The copy of the lawsuit states Dudley operated the police car in a “reckless and dangerous manner,” drove too fast toward the intersection, did not stop or slow down, did not use an audible warning signal, and failed to use the visibly flashing or revolving light on his police car. The lawsuit further states that the Hartford Police Department trained Dudley inadequately and they “knew or should have known he lacked the requisite qualifications for employment.”

Atty. Vincent Trantolo, the estate’s lawyer, stated: “This is a tragic, but totally unnecessary, loss of life and it will be redressed in a court of law. Citizens are entitled to be protected by their police department, not injured or killed by it.”

Before the crash occurred, Dudley was said to be helping other officers in a police chase, although accounts of what transpired at the intersection of Albany Avenue and Woodland Street vary. He is said to have traveled down Woodland, going through a red light in the process, and hit the passenger side of Mansfield’s vehicle, which was going through a green light. Dudley claims he slowed down at the intersection, looking east and west, before speeding through; the Chevrolet Cavalier then appeared in front of the police car.

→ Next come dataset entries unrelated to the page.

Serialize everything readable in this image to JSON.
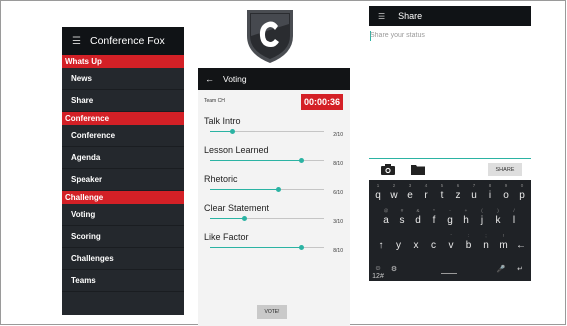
{
  "drawer": {
    "title": "Conference Fox",
    "sections": [
      {
        "label": "Whats Up",
        "items": [
          "News",
          "Share"
        ]
      },
      {
        "label": "Conference",
        "items": [
          "Conference",
          "Agenda",
          "Speaker"
        ]
      },
      {
        "label": "Challenge",
        "items": [
          "Voting",
          "Scoring",
          "Challenges",
          "Teams"
        ]
      }
    ]
  },
  "voting": {
    "title": "Voting",
    "team": "Team CH",
    "timer": "00:00:36",
    "criteria": [
      {
        "label": "Talk Intro",
        "score": "2/10",
        "value": 2
      },
      {
        "label": "Lesson Learned",
        "score": "8/10",
        "value": 8
      },
      {
        "label": "Rhetoric",
        "score": "6/10",
        "value": 6
      },
      {
        "label": "Clear Statement",
        "score": "3/10",
        "value": 3
      },
      {
        "label": "Like Factor",
        "score": "8/10",
        "value": 8
      }
    ],
    "vote_label": "VOTE!"
  },
  "share": {
    "title": "Share",
    "status_placeholder": "Share your status",
    "share_label": "SHARE"
  },
  "keyboard": {
    "row1": [
      [
        "q",
        "1"
      ],
      [
        "w",
        "2"
      ],
      [
        "e",
        "3"
      ],
      [
        "r",
        "4"
      ],
      [
        "t",
        "5"
      ],
      [
        "z",
        "6"
      ],
      [
        "u",
        "7"
      ],
      [
        "i",
        "8"
      ],
      [
        "o",
        "9"
      ],
      [
        "p",
        "0"
      ]
    ],
    "row2": [
      [
        "a",
        "@"
      ],
      [
        "s",
        "#"
      ],
      [
        "d",
        "&"
      ],
      [
        "f",
        "*"
      ],
      [
        "g",
        "-"
      ],
      [
        "h",
        "+"
      ],
      [
        "j",
        "("
      ],
      [
        "k",
        ")"
      ],
      [
        "l",
        "/"
      ]
    ],
    "row3": [
      [
        "↑",
        ""
      ],
      [
        "y",
        ""
      ],
      [
        "x",
        ""
      ],
      [
        "c",
        ""
      ],
      [
        "v",
        "'"
      ],
      [
        "b",
        ":"
      ],
      [
        "n",
        ";"
      ],
      [
        "m",
        "!"
      ],
      [
        "←",
        ""
      ]
    ],
    "row4": [
      [
        "☺",
        ""
      ],
      [
        "⚙",
        ""
      ],
      [
        "12#",
        ""
      ],
      [
        "🎤",
        ""
      ],
      [
        "↵",
        ""
      ]
    ]
  },
  "colors": {
    "accent": "#2bb3a3",
    "red": "#d32026",
    "dark": "#24282d"
  }
}
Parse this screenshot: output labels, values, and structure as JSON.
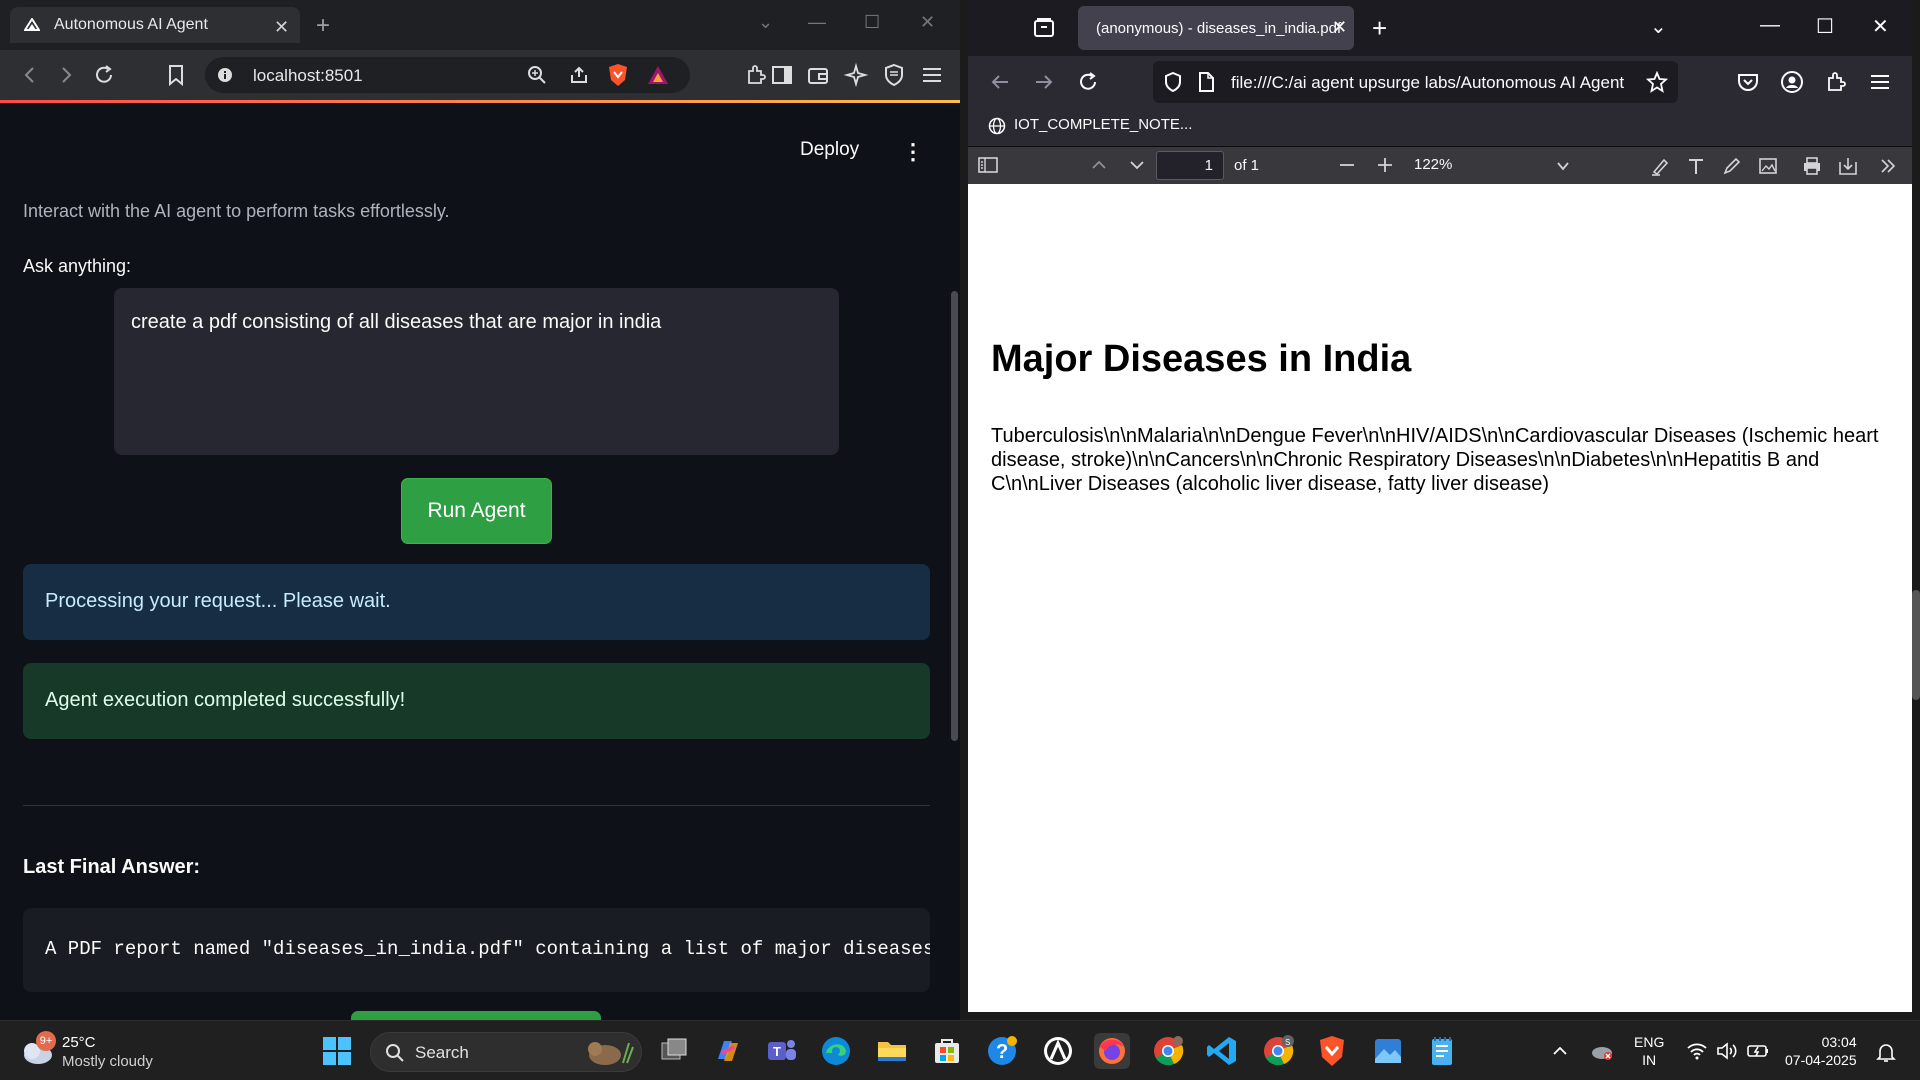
{
  "left_browser": {
    "tab_title": "Autonomous AI Agent",
    "url": "localhost:8501",
    "app": {
      "deploy_label": "Deploy",
      "subtitle": "Interact with the AI agent to perform tasks effortlessly.",
      "ask_label": "Ask anything:",
      "query_value": "create a pdf consisting of all diseases that are major in india",
      "run_button": "Run Agent",
      "info_message": "Processing your request... Please wait.",
      "success_message": "Agent execution completed successfully!",
      "answer_heading": "Last Final Answer:",
      "answer_text": "A PDF report named \"diseases_in_india.pdf\" containing a list of major diseases in India"
    }
  },
  "right_browser": {
    "tab_title": "(anonymous) - diseases_in_india.pdf",
    "url": "file:///C:/ai agent upsurge labs/Autonomous AI Agent",
    "bookmark": "IOT_COMPLETE_NOTE...",
    "pdf_toolbar": {
      "page_number": "1",
      "page_of": "of 1",
      "zoom": "122%"
    },
    "pdf": {
      "title": "Major Diseases in India",
      "body": "Tuberculosis\\n\\nMalaria\\n\\nDengue Fever\\n\\nHIV/AIDS\\n\\nCardiovascular Diseases (Ischemic heart disease, stroke)\\n\\nCancers\\n\\nChronic Respiratory Diseases\\n\\nDiabetes\\n\\nHepatitis B and C\\n\\nLiver Diseases (alcoholic liver disease, fatty liver disease)"
    }
  },
  "taskbar": {
    "weather_temp": "25°C",
    "weather_condition": "Mostly cloudy",
    "weather_badge": "9+",
    "search_label": "Search",
    "lang_top": "ENG",
    "lang_bottom": "IN",
    "time": "03:04",
    "date": "07-04-2025"
  },
  "colors": {
    "streamlit_bg": "#0e1117",
    "run_button": "#2ea043",
    "info_bg": "#172d43",
    "success_bg": "#173928",
    "firefox_chrome": "#2b2a33"
  }
}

Police analysts and witnesses at the scene have different accounts. An analysis of Dudley’s police car indicates the officer drove at full speed, even increasing in the seconds before the two vehicles collided. Witnesses recount that the officer did not brake and only turned his emergency siren and lights 100 to 130 feet before the intersection.